Prime Minister Ruhakana Rugunda (seated) talking to minister David Bahati at parliament

Prime Minister Ruhakana Rugunda (seated) talking to minister David Bahati at parliament

Prime Minister Ruhakana Rugunda has said that the 9 pm-5.30 am curfew time will be maintained despite calls by members of parliament to have it lifted.

Rugunda was on Tuesday speaking during the plenary after MPs called for the curfew to be lifted to enable Muslims to pray and freely fast during the period of Ramadan. 

The government imposed a curfew in March last year as a measure to curb the spread of coronavirus (COVID-19). Rugunda told MPs that information from the ministry of Health and scientists indicate that the threat of COVID-19 is still high. 

He says that projections indicate that Uganda should not relax on COVID-19 because the number of positive cases reported has unfortunately started to increase, especially in urban areas, border districts and trading centres.  

Rugunda said that President Museveni will in the coming days, address the nation extensively on the matter.

"We’re very much aware and we’re in solidarity with all those who have been affected. HE the president will in the coming days will be addressing the nation with more details on this matter of curfew and where we’re in our fight against the COVID-19 pandemic. And what more steps we should take in order to keep our people safe. In the meantime, the guidelines issued by HE the president and the ministry of Health remain in place," Rugunda told the MPs. 

The minister of state for Primary Health Care, Joyce Moriku Kaducu said that the fact that a new variate from the United Kingdom and South Africa has been discovered in the country further justifies the decision to maintain the curfew. Kaducu also says that if 60% of the population is vaccinated, the curfew can then be lifted.

The speaker of parliament Rebecca Kadaga said that the government needs to come with better reasons for not lifting the curfew.
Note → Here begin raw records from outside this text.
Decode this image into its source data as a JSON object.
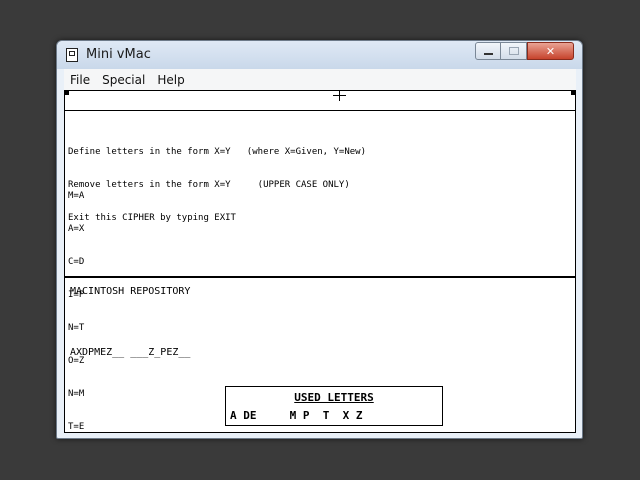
{
  "window": {
    "title": "Mini vMac",
    "close_glyph": "✕"
  },
  "menu": [
    "File",
    "Special",
    "Help"
  ],
  "instructions": [
    "Define letters in the form X=Y   (where X=Given, Y=New)",
    "Remove letters in the form X=Y     (UPPER CASE ONLY)",
    "Exit this CIPHER by typing EXIT"
  ],
  "mappings": [
    "M=A",
    "A=X",
    "C=D",
    "I=P",
    "N=T",
    "O=Z",
    "N=M",
    "T=E"
  ],
  "plaintext": "MACINTOSH REPOSITORY",
  "ciphertext": "AXDPMEZ__ ___Z_PEZ__",
  "used_letters": {
    "title": "USED LETTERS",
    "letters": "A DE     M P  T  X Z"
  }
}
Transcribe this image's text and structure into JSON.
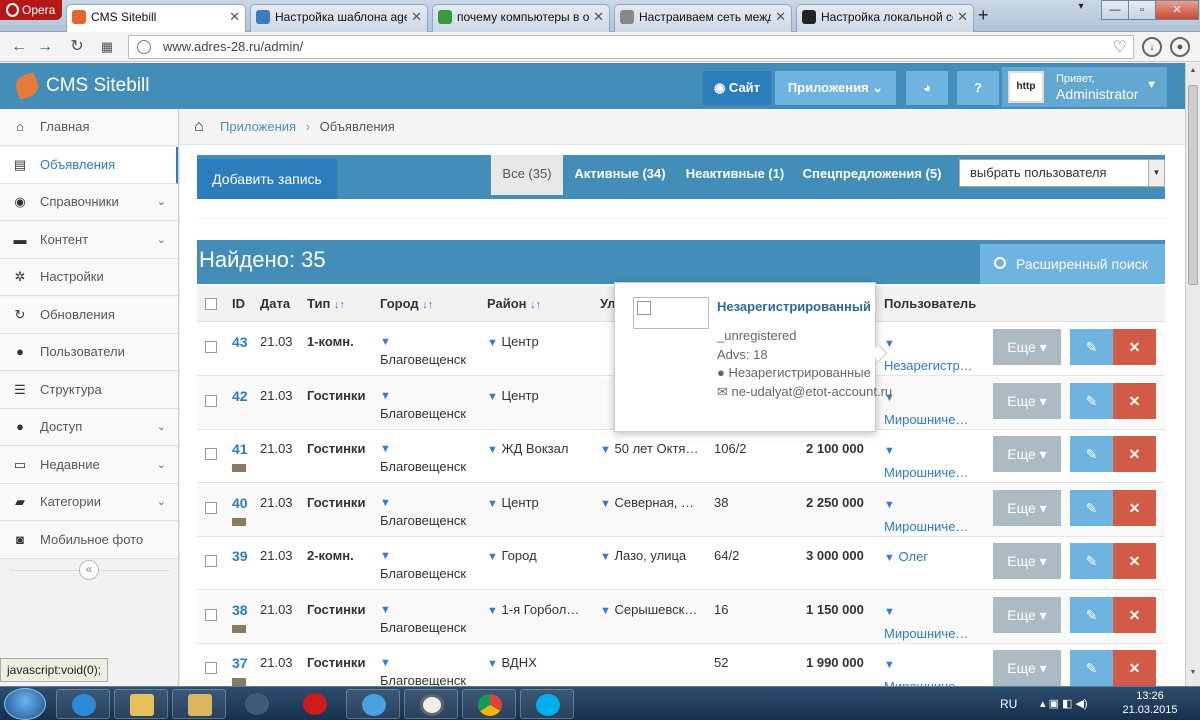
{
  "browser": {
    "menu_label": "Opera",
    "tabs": [
      {
        "title": "CMS Sitebill",
        "active": true,
        "fav_color": "#e8662a"
      },
      {
        "title": "Настройка шаблона agent",
        "active": false,
        "fav_color": "#3b7bbf"
      },
      {
        "title": "почему компьютеры в одн",
        "active": false,
        "fav_color": "#3a9a3a"
      },
      {
        "title": "Настраиваем сеть между",
        "active": false,
        "fav_color": "#888"
      },
      {
        "title": "Настройка локальной сети",
        "active": false,
        "fav_color": "#222"
      }
    ],
    "url": "www.adres-28.ru/admin/"
  },
  "header": {
    "brand": "CMS Sitebill",
    "site_label": "Сайт",
    "apps_label": "Приложения",
    "greeting": "Привет,",
    "username": "Administrator",
    "avatar_text": "http"
  },
  "sidebar": {
    "items": [
      {
        "label": "Главная",
        "icon": "home-icon",
        "glyph": "⌂",
        "active": false,
        "sub": false
      },
      {
        "label": "Объявления",
        "icon": "list-icon",
        "glyph": "▤",
        "active": true,
        "sub": false
      },
      {
        "label": "Справочники",
        "icon": "globe-icon",
        "glyph": "◉",
        "active": false,
        "sub": true
      },
      {
        "label": "Контент",
        "icon": "keyboard-icon",
        "glyph": "▬",
        "active": false,
        "sub": true
      },
      {
        "label": "Настройки",
        "icon": "gear-icon",
        "glyph": "✲",
        "active": false,
        "sub": false
      },
      {
        "label": "Обновления",
        "icon": "refresh-icon",
        "glyph": "↻",
        "active": false,
        "sub": false
      },
      {
        "label": "Пользователи",
        "icon": "user-icon",
        "glyph": "●",
        "active": false,
        "sub": false
      },
      {
        "label": "Структура",
        "icon": "structure-icon",
        "glyph": "☰",
        "active": false,
        "sub": false
      },
      {
        "label": "Доступ",
        "icon": "users-icon",
        "glyph": "●",
        "active": false,
        "sub": true
      },
      {
        "label": "Недавние",
        "icon": "monitor-icon",
        "glyph": "▭",
        "active": false,
        "sub": true
      },
      {
        "label": "Категории",
        "icon": "folder-icon",
        "glyph": "▰",
        "active": false,
        "sub": true
      },
      {
        "label": "Мобильное фото",
        "icon": "camera-icon",
        "glyph": "◙",
        "active": false,
        "sub": false
      }
    ]
  },
  "breadcrumb": {
    "parent": "Приложения",
    "current": "Объявления"
  },
  "actions": {
    "add_label": "Добавить запись",
    "filters": [
      {
        "label": "Все (35)",
        "active": true
      },
      {
        "label": "Активные (34)",
        "active": false
      },
      {
        "label": "Неактивные (1)",
        "active": false
      },
      {
        "label": "Спецпредложения (5)",
        "active": false
      }
    ],
    "user_select": "выбрать пользователя"
  },
  "results": {
    "found_label": "Найдено: 35",
    "advanced_search": "Расширенный поиск"
  },
  "table": {
    "columns": [
      "ID",
      "Дата",
      "Тип",
      "Город",
      "Район",
      "Ул",
      "Пользователь"
    ],
    "more_label": "Еще",
    "rows": [
      {
        "id": "43",
        "date": "21.03",
        "type": "1-комн.",
        "city": "Благовещенск",
        "district": "Центр",
        "street": "",
        "num": "",
        "price": "",
        "user": "Незарегистр…",
        "thumb": false
      },
      {
        "id": "42",
        "date": "21.03",
        "type": "Гостинки",
        "city": "Благовещенск",
        "district": "Центр",
        "street": "",
        "num": "",
        "price": "",
        "user": "Мирошниче…",
        "thumb": false
      },
      {
        "id": "41",
        "date": "21.03",
        "type": "Гостинки",
        "city": "Благовещенск",
        "district": "ЖД Вокзал",
        "street": "50 лет Октя…",
        "num": "106/2",
        "price": "2 100 000",
        "user": "Мирошниче…",
        "thumb": true
      },
      {
        "id": "40",
        "date": "21.03",
        "type": "Гостинки",
        "city": "Благовещенск",
        "district": "Центр",
        "street": "Северная, …",
        "num": "38",
        "price": "2 250 000",
        "user": "Мирошниче…",
        "thumb": true
      },
      {
        "id": "39",
        "date": "21.03",
        "type": "2-комн.",
        "city": "Благовещенск",
        "district": "Город",
        "street": "Лазо, улица",
        "num": "64/2",
        "price": "3 000 000",
        "user": "Олег",
        "thumb": false
      },
      {
        "id": "38",
        "date": "21.03",
        "type": "Гостинки",
        "city": "Благовещенск",
        "district": "1-я Горбол…",
        "street": "Серышевск…",
        "num": "16",
        "price": "1 150 000",
        "user": "Мирошниче…",
        "thumb": true
      },
      {
        "id": "37",
        "date": "21.03",
        "type": "Гостинки",
        "city": "Благовещенск",
        "district": "ВДНХ",
        "street": "",
        "num": "52",
        "price": "1 990 000",
        "user": "Мирошниче…",
        "thumb": true
      }
    ]
  },
  "popover": {
    "title": "Незарегистрированный",
    "login": "_unregistered",
    "advs": "Advs: 18",
    "name": "Незарегистрированные",
    "email": "ne-udalyat@etot-account.ru"
  },
  "status_text": "javascript:void(0);",
  "taskbar": {
    "lang": "RU",
    "time": "13:26",
    "date": "21.03.2015"
  }
}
"I want someone to convince me that that’s the only time people get infected that is why there is a curfew. We had campaigns in this country - 3 months of campaigns, did that bring a spike in infections in this country? Did it? All of you [MPs] are products of that campaign - those who go for elections. Secondly, the markets are busy and they are open, the churches are there, the mosques are there. Sometimes when you give us reasons that really, at least justify. What is so special about 9 pm-6 am. No. No. No. That one honourable prime minister, I think you better get better reasons for stopping us from living our lives because we have observed SOPs, the infections have come down and we’re aware that it has come down," said Kadaga. 

Abdullatif Ssebagala Sengendo the Kawempe North MP says that curfew has become a money-making venture for the police. He says that although curfew is in place, people are operating normally so long as they bribe the police officers. 

Meanwhile, the minister for Internal Affairs Jeje Odongo said that police has recalled a message they had sent out to Muslims that they will be excused past curfew hours to enable them to perform Taraweeh prayers during Ramadan. 

"That practice is not compulsory, it is not supposed to be performed in the mosque. Indeed, Prophet Mohammed, peace be with him, did indicate when he was asked why he did not perform Taraweeh in the Mosque, he said if I perform Taraweeh in the mosque, it would be construed as if it is compulsory," said Odongo.

Maurice Kibalya the Bugabula South MP says that the traffic jam in Kampala ends at close to midnight, but curfew still exists at 9:00 pm and this is not in the interest of Ugandans.

© 2016 Observer Media Ltd